|Sarah Van Hoosen Jones at right on her family's dairy farm|
in Stoney Creek Village in Rochester, MI. Courtesy of
the Archives of the Rochester Hills Museum at
Van Hoosen Farm.
The project is the transcription (and, hopefully, the eventual publication) of diaries written by 17-year-old Sarah Van Hoosen Jones during a year-long trip overseas in 1909 to 1910.
That journey took Sarah, her mother, aunt and grandmother across the Atlantic to the countries of Scotland, Hungary, Germany and Algeria to name a few. This was three years before the Titanic disaster and when ocean travel could be quite grand and elegant (unless you were an immigrant consigned to the belly of the ship in steerage). Sarah and her family traveled well and experienced perks typical of travelers with money. In fact, this was the first of several overseas adventures for Sarah during her lifetime.
My first goal with this project is to transcribe the diaries -- there are three total -- Sarah wrote during that trip. If you've ever done research which required reading someone else's handwriting from another era, you know how long transcribing can take. Luckily I've become familiar enough with Sarah's handwriting to be able to decipher it pretty well, though there are words that I still stumble over and mark so that I can return to them later.
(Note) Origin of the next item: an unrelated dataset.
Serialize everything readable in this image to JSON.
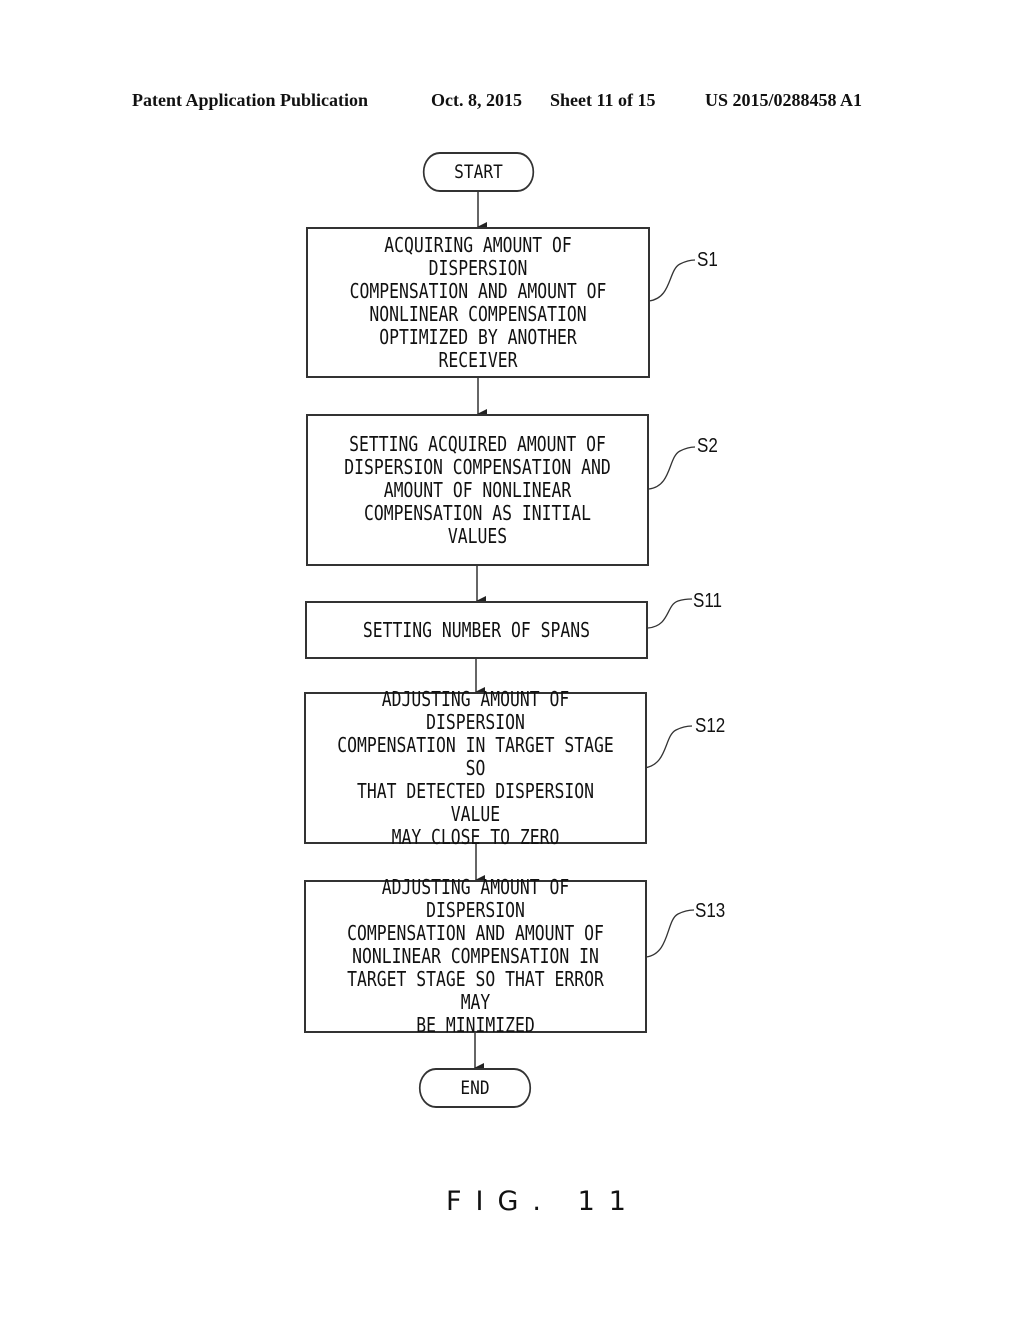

Who was Sarah Van Hoosen Jones? She was born June 23, 1892, to Alice and Joseph Jones in Stoney Creek Village in Rochester, Michigan. Sarah grew up on her family's farm in Stoney Creek as well as in Chicago, where her aunt, Dr. Bertha Van Hoosen, an accomplished physician, practiced medicine. She grew to love animals and farming so much it became her life's calling. In 1916, Sarah became one of the first women to earn a master's degree in animal husbandry.
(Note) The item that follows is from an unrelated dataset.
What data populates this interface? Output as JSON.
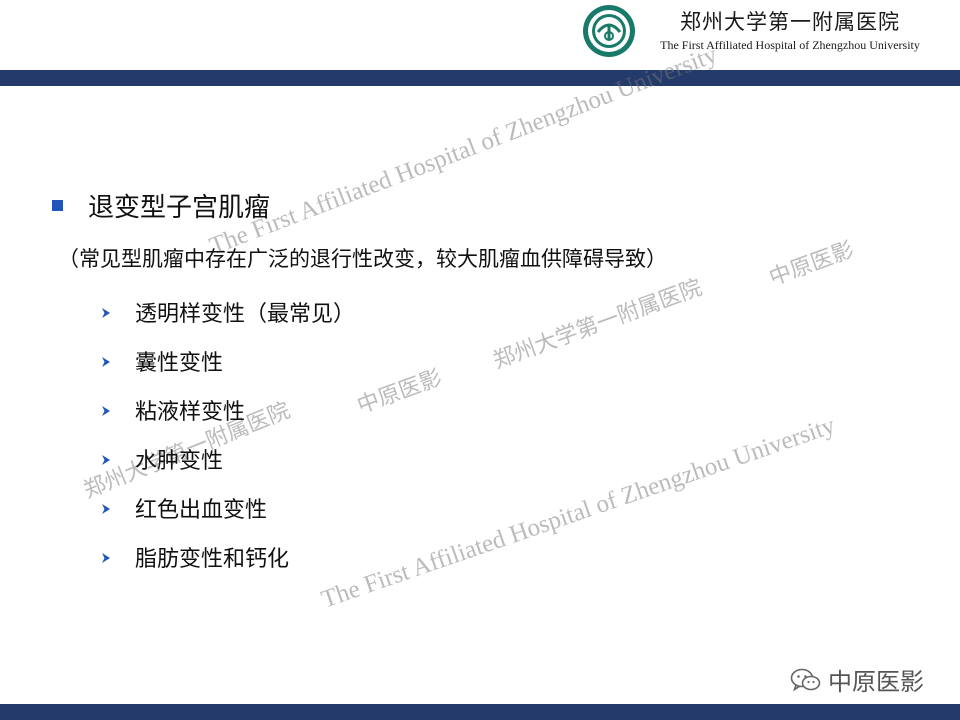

A few years later, Sarah was given the deed to her family's farm in Stoney Creek. Throughout the 1920s and 1930s, she developed it into an impressive dairy farm, raising poultry and prized Holstein cattle, bottling vitamin A and D milk, and selling and distributing the milk throughout southeastern Michigan. In 1933, Sarah achieved another extraordinary accomplishment; she was one of the first women in the United States to be named Master Farmer.
Sarah's diaries from her trip abroad years earlier convey the feelings and emotions of a young girl in the early twentieth century -- some of the words and phrases she uses were common for the era and despite the excitement that surrounded her, Sarah would remain quite homesick, longing to return to her friends and beloved farm.
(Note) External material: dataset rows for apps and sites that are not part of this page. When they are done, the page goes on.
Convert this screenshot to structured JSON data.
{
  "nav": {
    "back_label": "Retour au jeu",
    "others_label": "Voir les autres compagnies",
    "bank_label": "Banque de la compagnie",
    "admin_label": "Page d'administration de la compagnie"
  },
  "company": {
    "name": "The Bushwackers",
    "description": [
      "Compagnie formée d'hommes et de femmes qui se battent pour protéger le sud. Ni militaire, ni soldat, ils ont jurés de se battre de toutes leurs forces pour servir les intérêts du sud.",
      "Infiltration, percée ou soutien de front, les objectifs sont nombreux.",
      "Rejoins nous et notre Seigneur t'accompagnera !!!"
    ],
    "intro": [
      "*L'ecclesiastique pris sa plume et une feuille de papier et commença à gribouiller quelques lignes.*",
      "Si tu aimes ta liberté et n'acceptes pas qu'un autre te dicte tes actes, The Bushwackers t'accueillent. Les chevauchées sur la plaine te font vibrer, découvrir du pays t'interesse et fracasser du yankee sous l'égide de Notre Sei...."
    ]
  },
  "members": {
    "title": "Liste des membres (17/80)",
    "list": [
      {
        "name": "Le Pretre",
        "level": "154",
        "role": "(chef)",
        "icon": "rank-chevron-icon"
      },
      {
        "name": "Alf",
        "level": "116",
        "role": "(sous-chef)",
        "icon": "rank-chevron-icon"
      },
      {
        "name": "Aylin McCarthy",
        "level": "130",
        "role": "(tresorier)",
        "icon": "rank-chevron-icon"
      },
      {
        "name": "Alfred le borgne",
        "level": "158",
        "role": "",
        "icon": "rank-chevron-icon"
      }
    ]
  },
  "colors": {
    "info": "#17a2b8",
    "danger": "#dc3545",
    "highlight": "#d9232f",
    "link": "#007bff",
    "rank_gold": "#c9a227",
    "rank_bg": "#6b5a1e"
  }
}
At first glance, some of her journal entries seem quite ordinary. They are, however, interesting in their own right, describing people, places and events from over a century ago. Yet in between her musings about tourist attractions and what they had to eat for dinner, Sarah writes quite casually about some remarkable things. Her words portray life around the world in 1909 and 1910 -- suffragette meetings in Scotland, bull fights in Spain, walks across the Sahara desert and more. It's simply fascinating.
As the transcription continues, I'll share with you the comments Sarah made -- both the mundane and intriguing -- during her journey. And, in keeping with the theme of this blog, I'll also share with you the unknown letters, diaries and scrapbooks from other young ladies of the past.